Poland's state electoral commission says conservative president Andrzej Duda has won 51.21 per cent of the vote with almost all ballots counted from the country's weekend election.
The nearly-complete results, based on a count of 99.97 per cent of votes counted, shows liberal Warsaw mayor Rafal Trzaskowski has been defeated, attracting 48.79 per cent of the vote.
The final results might vary slightly.
If the result is born out, it would be one of closest elections in Poland's history, reflecting the deep divisions in the European Union nation.
Sunday's vote was originally planned for May but was delayed amid bitter political wrangling.
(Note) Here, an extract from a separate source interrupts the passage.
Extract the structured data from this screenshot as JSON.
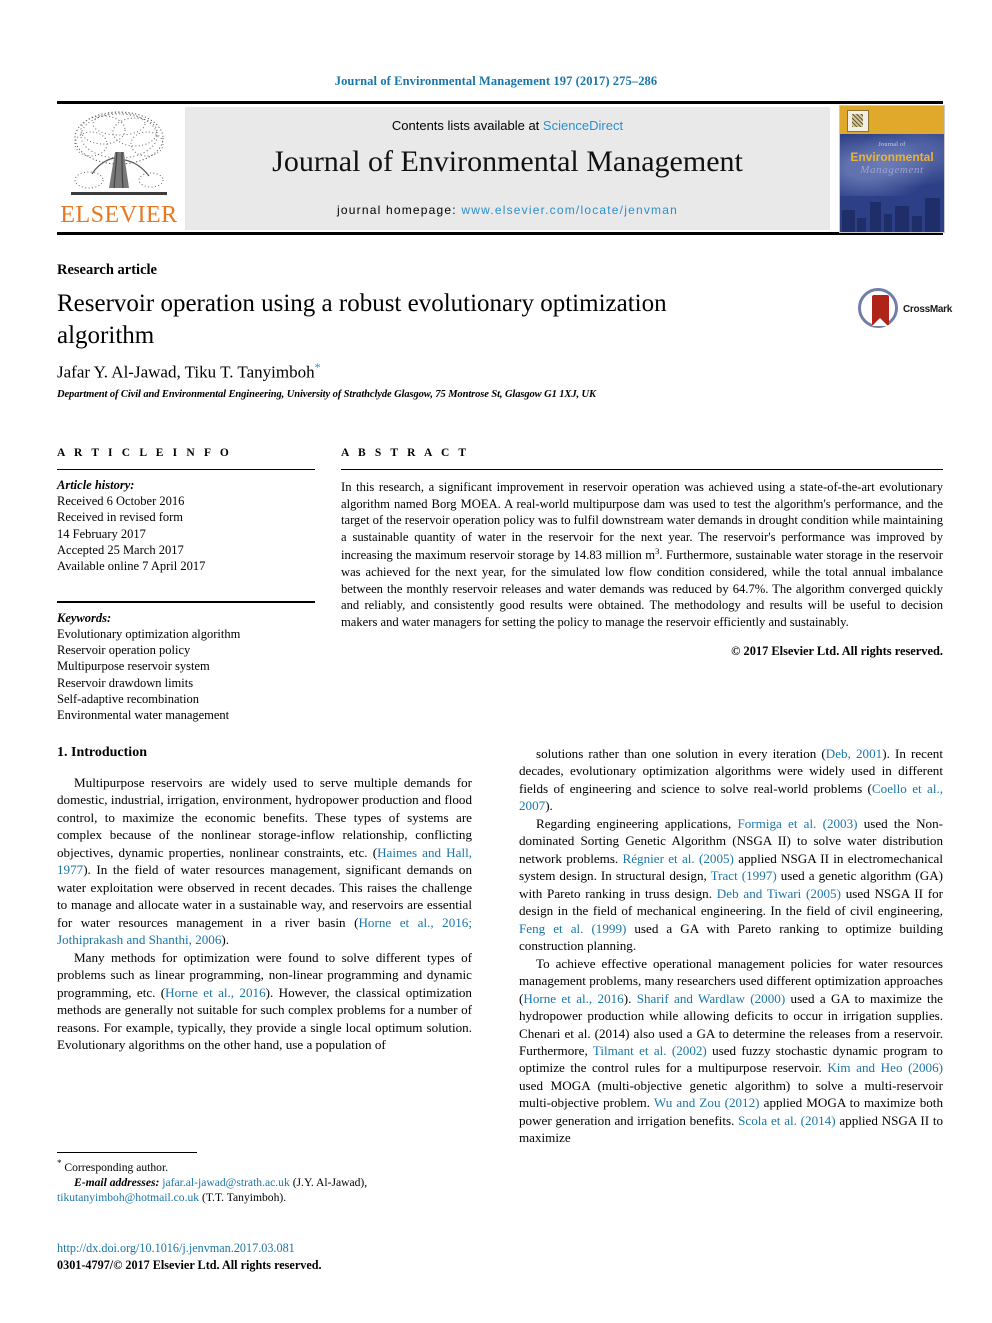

It follows a bitter campaign dominated by issues of culture in which the government, state media and the influential Catholic church all mobilised in support of Duda, a social conservative.
Duda, backed by the ruling right-wing Law and Justice Party, campaigned on traditional values and social spending in this mostly Catholic nation as he sought a second five-year term.
As the race became tighter in recent weeks, Duda turned further to the right in search of votes. He seized on gay rights as a key theme, denouncing the LGBT rights movement as an "ideology" worse than communism.
Duda's campaign also cast Trzaskowski as someone who would sell out Polish families to Jewish interests, tapping into old anti-Semitic tropes in a country which was home to Europe's largest Jewish community before it was decimated by Germany in the Holocaust.
Australian Associated Press